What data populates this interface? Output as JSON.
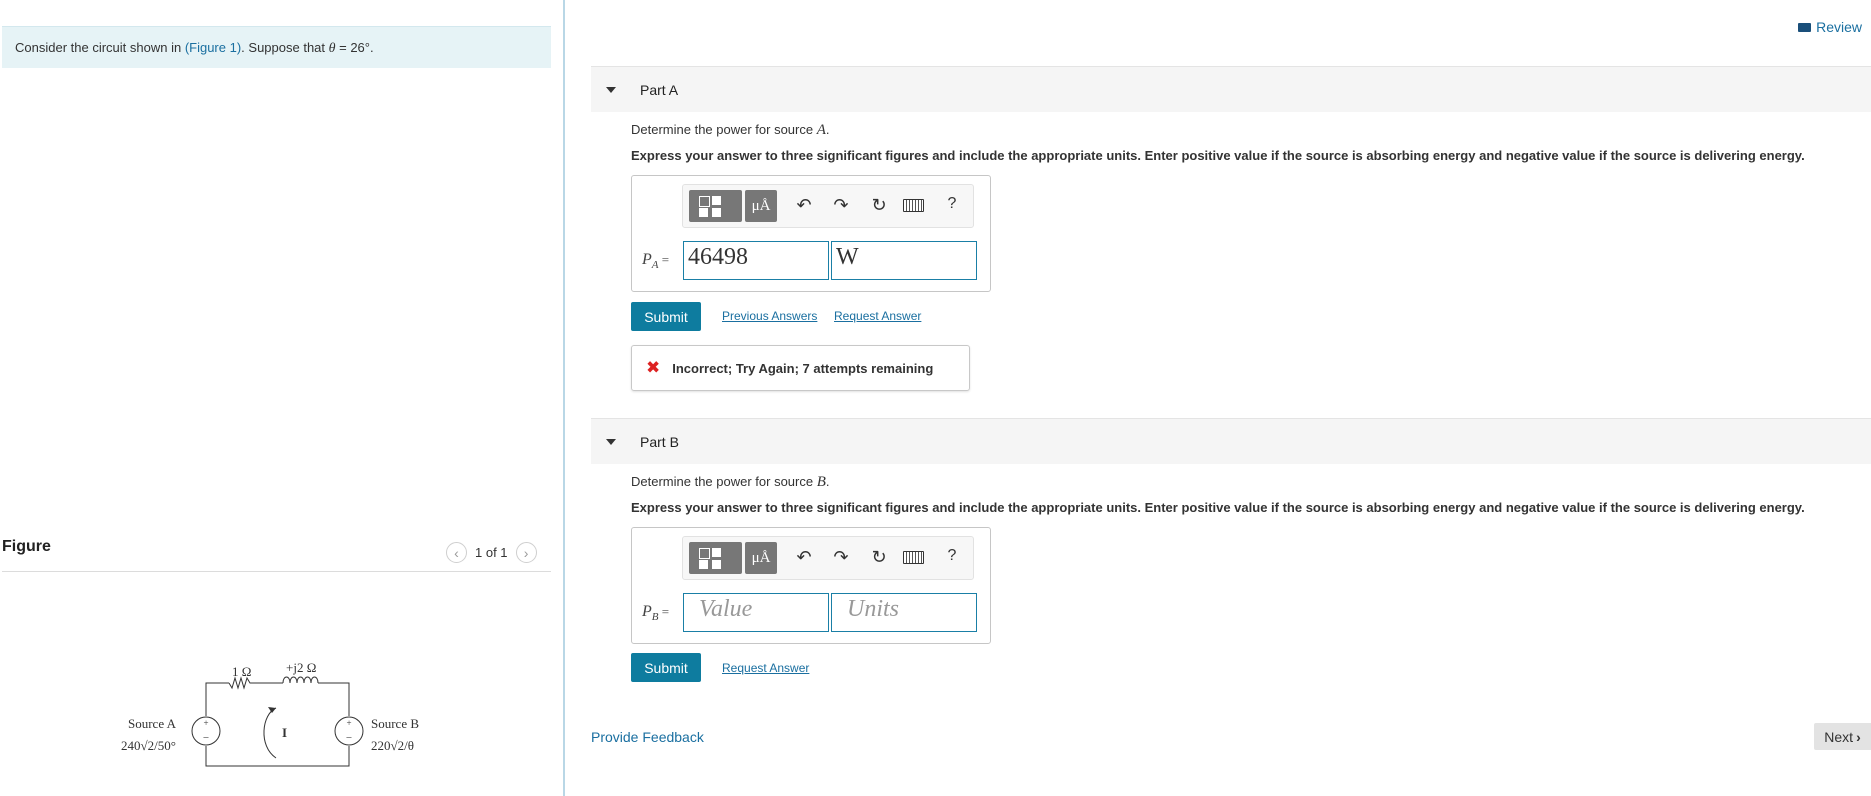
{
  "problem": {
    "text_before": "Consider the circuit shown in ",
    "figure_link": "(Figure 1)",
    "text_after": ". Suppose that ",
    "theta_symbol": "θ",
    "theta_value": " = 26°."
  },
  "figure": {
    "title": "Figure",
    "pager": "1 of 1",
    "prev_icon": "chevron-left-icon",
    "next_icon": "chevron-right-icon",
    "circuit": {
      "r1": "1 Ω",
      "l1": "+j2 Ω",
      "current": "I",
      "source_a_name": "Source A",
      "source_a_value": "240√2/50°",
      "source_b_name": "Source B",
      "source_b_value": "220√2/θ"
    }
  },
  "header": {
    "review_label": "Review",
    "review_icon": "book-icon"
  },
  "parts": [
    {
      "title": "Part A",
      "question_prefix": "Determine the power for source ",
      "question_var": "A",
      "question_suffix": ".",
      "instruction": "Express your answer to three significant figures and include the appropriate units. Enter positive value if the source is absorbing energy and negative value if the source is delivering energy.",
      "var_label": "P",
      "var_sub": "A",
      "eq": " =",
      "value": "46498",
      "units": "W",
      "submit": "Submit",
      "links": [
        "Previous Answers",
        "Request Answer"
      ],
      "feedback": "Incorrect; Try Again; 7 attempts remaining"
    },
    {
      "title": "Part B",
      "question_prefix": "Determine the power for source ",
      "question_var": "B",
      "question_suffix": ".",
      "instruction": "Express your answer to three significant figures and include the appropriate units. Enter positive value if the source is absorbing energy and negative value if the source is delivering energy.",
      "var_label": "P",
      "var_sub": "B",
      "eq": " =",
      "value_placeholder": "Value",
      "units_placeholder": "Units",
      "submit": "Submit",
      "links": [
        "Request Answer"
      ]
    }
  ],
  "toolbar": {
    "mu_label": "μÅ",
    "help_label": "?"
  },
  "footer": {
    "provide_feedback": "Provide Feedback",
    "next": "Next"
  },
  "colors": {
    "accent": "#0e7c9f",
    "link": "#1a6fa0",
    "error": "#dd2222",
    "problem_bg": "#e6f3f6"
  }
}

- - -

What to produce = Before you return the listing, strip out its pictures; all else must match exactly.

Task solution =
What data populates this interface? Output as JSON.
{
  "problem": {
    "text_before": "Consider the circuit shown in ",
    "figure_link": "(Figure 1)",
    "text_after": ". Suppose that ",
    "theta_symbol": "θ",
    "theta_value": " = 26°."
  },
  "figure": {
    "title": "Figure",
    "pager": "1 of 1",
    "prev_icon": "chevron-left-icon",
    "next_icon": "chevron-right-icon",
    "circuit": {
      "r1": "1 Ω",
      "l1": "+j2 Ω",
      "current": "I",
      "source_a_name": "Source A",
      "source_a_value": "240√2/50°",
      "source_b_name": "Source B",
      "source_b_value": "220√2/θ"
    }
  },
  "header": {
    "review_label": "Review",
    "review_icon": "book-icon"
  },
  "parts": [
    {
      "title": "Part A",
      "question_prefix": "Determine the power for source ",
      "question_var": "A",
      "question_suffix": ".",
      "instruction": "Express your answer to three significant figures and include the appropriate units. Enter positive value if the source is absorbing energy and negative value if the source is delivering energy.",
      "var_label": "P",
      "var_sub": "A",
      "eq": " =",
      "value": "46498",
      "units": "W",
      "submit": "Submit",
      "links": [
        "Previous Answers",
        "Request Answer"
      ],
      "feedback": "Incorrect; Try Again; 7 attempts remaining"
    },
    {
      "title": "Part B",
      "question_prefix": "Determine the power for source ",
      "question_var": "B",
      "question_suffix": ".",
      "instruction": "Express your answer to three significant figures and include the appropriate units. Enter positive value if the source is absorbing energy and negative value if the source is delivering energy.",
      "var_label": "P",
      "var_sub": "B",
      "eq": " =",
      "value_placeholder": "Value",
      "units_placeholder": "Units",
      "submit": "Submit",
      "links": [
        "Request Answer"
      ]
    }
  ],
  "toolbar": {
    "mu_label": "μÅ",
    "help_label": "?"
  },
  "footer": {
    "provide_feedback": "Provide Feedback",
    "next": "Next"
  },
  "colors": {
    "accent": "#0e7c9f",
    "link": "#1a6fa0",
    "error": "#dd2222",
    "problem_bg": "#e6f3f6"
  }
}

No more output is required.